• [Data in this exercise]
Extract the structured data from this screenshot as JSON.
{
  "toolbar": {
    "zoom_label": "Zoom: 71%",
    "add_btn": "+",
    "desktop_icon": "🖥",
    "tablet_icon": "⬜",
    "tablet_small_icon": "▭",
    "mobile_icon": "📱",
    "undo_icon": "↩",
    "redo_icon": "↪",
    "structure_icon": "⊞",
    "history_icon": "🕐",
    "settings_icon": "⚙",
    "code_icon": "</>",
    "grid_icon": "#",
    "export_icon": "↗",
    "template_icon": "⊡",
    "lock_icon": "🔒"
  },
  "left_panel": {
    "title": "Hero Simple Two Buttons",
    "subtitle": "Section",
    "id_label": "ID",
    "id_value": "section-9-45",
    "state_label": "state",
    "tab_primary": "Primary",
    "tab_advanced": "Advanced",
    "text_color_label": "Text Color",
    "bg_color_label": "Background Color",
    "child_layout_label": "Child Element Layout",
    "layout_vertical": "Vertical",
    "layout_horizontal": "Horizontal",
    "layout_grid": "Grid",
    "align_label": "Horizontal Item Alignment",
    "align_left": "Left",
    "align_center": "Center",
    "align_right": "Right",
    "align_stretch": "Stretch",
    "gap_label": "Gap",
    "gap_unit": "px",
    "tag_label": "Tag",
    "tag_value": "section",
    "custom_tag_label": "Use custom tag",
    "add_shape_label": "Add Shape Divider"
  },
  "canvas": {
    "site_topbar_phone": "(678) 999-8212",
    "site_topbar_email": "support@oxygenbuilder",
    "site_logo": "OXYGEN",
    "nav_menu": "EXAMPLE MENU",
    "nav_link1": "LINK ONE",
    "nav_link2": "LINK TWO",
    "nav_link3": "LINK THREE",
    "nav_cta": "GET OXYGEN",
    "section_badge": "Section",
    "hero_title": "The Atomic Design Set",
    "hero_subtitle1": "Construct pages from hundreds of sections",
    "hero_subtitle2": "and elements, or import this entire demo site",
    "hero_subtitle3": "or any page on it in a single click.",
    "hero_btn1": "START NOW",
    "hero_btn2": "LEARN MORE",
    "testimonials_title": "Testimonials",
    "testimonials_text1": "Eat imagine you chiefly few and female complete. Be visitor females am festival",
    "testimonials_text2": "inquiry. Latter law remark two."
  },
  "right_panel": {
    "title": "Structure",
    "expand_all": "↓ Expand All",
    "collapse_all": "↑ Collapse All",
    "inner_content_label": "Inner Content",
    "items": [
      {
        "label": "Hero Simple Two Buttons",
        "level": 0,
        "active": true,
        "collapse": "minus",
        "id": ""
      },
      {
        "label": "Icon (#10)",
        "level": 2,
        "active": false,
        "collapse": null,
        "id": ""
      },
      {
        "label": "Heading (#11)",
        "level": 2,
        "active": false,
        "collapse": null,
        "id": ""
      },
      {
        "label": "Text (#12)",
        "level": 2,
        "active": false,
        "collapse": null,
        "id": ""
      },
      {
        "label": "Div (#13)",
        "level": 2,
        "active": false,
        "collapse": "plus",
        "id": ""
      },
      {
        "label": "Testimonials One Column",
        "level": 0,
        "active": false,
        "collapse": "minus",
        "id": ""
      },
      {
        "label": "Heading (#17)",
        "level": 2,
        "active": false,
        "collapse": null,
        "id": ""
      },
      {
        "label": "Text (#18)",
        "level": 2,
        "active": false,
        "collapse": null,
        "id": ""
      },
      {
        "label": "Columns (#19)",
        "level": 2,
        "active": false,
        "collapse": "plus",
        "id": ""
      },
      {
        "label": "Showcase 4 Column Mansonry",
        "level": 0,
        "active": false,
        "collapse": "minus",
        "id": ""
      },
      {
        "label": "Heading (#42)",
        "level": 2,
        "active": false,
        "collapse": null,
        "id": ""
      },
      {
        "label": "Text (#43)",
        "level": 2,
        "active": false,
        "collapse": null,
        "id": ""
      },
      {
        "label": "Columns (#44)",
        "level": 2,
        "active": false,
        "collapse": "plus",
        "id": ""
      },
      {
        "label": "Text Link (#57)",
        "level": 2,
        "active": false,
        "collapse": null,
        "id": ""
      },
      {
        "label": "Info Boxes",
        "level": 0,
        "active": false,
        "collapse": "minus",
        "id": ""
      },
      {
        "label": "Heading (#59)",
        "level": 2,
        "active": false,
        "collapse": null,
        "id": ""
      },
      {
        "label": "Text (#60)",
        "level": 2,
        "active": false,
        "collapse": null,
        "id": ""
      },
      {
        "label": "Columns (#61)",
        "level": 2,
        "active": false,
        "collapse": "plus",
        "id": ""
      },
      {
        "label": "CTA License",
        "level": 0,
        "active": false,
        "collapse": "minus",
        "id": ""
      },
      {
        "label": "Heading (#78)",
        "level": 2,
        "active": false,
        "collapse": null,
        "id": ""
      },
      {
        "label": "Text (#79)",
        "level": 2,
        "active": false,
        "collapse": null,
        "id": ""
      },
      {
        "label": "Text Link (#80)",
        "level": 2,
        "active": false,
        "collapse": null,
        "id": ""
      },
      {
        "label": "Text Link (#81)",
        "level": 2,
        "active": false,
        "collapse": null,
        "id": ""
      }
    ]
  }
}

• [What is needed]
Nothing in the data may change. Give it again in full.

• [Response below]
Extract the structured data from this screenshot as JSON.
{
  "toolbar": {
    "zoom_label": "Zoom: 71%",
    "add_btn": "+",
    "desktop_icon": "🖥",
    "tablet_icon": "⬜",
    "tablet_small_icon": "▭",
    "mobile_icon": "📱",
    "undo_icon": "↩",
    "redo_icon": "↪",
    "structure_icon": "⊞",
    "history_icon": "🕐",
    "settings_icon": "⚙",
    "code_icon": "</>",
    "grid_icon": "#",
    "export_icon": "↗",
    "template_icon": "⊡",
    "lock_icon": "🔒"
  },
  "left_panel": {
    "title": "Hero Simple Two Buttons",
    "subtitle": "Section",
    "id_label": "ID",
    "id_value": "section-9-45",
    "state_label": "state",
    "tab_primary": "Primary",
    "tab_advanced": "Advanced",
    "text_color_label": "Text Color",
    "bg_color_label": "Background Color",
    "child_layout_label": "Child Element Layout",
    "layout_vertical": "Vertical",
    "layout_horizontal": "Horizontal",
    "layout_grid": "Grid",
    "align_label": "Horizontal Item Alignment",
    "align_left": "Left",
    "align_center": "Center",
    "align_right": "Right",
    "align_stretch": "Stretch",
    "gap_label": "Gap",
    "gap_unit": "px",
    "tag_label": "Tag",
    "tag_value": "section",
    "custom_tag_label": "Use custom tag",
    "add_shape_label": "Add Shape Divider"
  },
  "canvas": {
    "site_topbar_phone": "(678) 999-8212",
    "site_topbar_email": "support@oxygenbuilder",
    "site_logo": "OXYGEN",
    "nav_menu": "EXAMPLE MENU",
    "nav_link1": "LINK ONE",
    "nav_link2": "LINK TWO",
    "nav_link3": "LINK THREE",
    "nav_cta": "GET OXYGEN",
    "section_badge": "Section",
    "hero_title": "The Atomic Design Set",
    "hero_subtitle1": "Construct pages from hundreds of sections",
    "hero_subtitle2": "and elements, or import this entire demo site",
    "hero_subtitle3": "or any page on it in a single click.",
    "hero_btn1": "START NOW",
    "hero_btn2": "LEARN MORE",
    "testimonials_title": "Testimonials",
    "testimonials_text1": "Eat imagine you chiefly few and female complete. Be visitor females am festival",
    "testimonials_text2": "inquiry. Latter law remark two."
  },
  "right_panel": {
    "title": "Structure",
    "expand_all": "↓ Expand All",
    "collapse_all": "↑ Collapse All",
    "inner_content_label": "Inner Content",
    "items": [
      {
        "label": "Hero Simple Two Buttons",
        "level": 0,
        "active": true,
        "collapse": "minus",
        "id": ""
      },
      {
        "label": "Icon (#10)",
        "level": 2,
        "active": false,
        "collapse": null,
        "id": ""
      },
      {
        "label": "Heading (#11)",
        "level": 2,
        "active": false,
        "collapse": null,
        "id": ""
      },
      {
        "label": "Text (#12)",
        "level": 2,
        "active": false,
        "collapse": null,
        "id": ""
      },
      {
        "label": "Div (#13)",
        "level": 2,
        "active": false,
        "collapse": "plus",
        "id": ""
      },
      {
        "label": "Testimonials One Column",
        "level": 0,
        "active": false,
        "collapse": "minus",
        "id": ""
      },
      {
        "label": "Heading (#17)",
        "level": 2,
        "active": false,
        "collapse": null,
        "id": ""
      },
      {
        "label": "Text (#18)",
        "level": 2,
        "active": false,
        "collapse": null,
        "id": ""
      },
      {
        "label": "Columns (#19)",
        "level": 2,
        "active": false,
        "collapse": "plus",
        "id": ""
      },
      {
        "label": "Showcase 4 Column Mansonry",
        "level": 0,
        "active": false,
        "collapse": "minus",
        "id": ""
      },
      {
        "label": "Heading (#42)",
        "level": 2,
        "active": false,
        "collapse": null,
        "id": ""
      },
      {
        "label": "Text (#43)",
        "level": 2,
        "active": false,
        "collapse": null,
        "id": ""
      },
      {
        "label": "Columns (#44)",
        "level": 2,
        "active": false,
        "collapse": "plus",
        "id": ""
      },
      {
        "label": "Text Link (#57)",
        "level": 2,
        "active": false,
        "collapse": null,
        "id": ""
      },
      {
        "label": "Info Boxes",
        "level": 0,
        "active": false,
        "collapse": "minus",
        "id": ""
      },
      {
        "label": "Heading (#59)",
        "level": 2,
        "active": false,
        "collapse": null,
        "id": ""
      },
      {
        "label": "Text (#60)",
        "level": 2,
        "active": false,
        "collapse": null,
        "id": ""
      },
      {
        "label": "Columns (#61)",
        "level": 2,
        "active": false,
        "collapse": "plus",
        "id": ""
      },
      {
        "label": "CTA License",
        "level": 0,
        "active": false,
        "collapse": "minus",
        "id": ""
      },
      {
        "label": "Heading (#78)",
        "level": 2,
        "active": false,
        "collapse": null,
        "id": ""
      },
      {
        "label": "Text (#79)",
        "level": 2,
        "active": false,
        "collapse": null,
        "id": ""
      },
      {
        "label": "Text Link (#80)",
        "level": 2,
        "active": false,
        "collapse": null,
        "id": ""
      },
      {
        "label": "Text Link (#81)",
        "level": 2,
        "active": false,
        "collapse": null,
        "id": ""
      }
    ]
  }
}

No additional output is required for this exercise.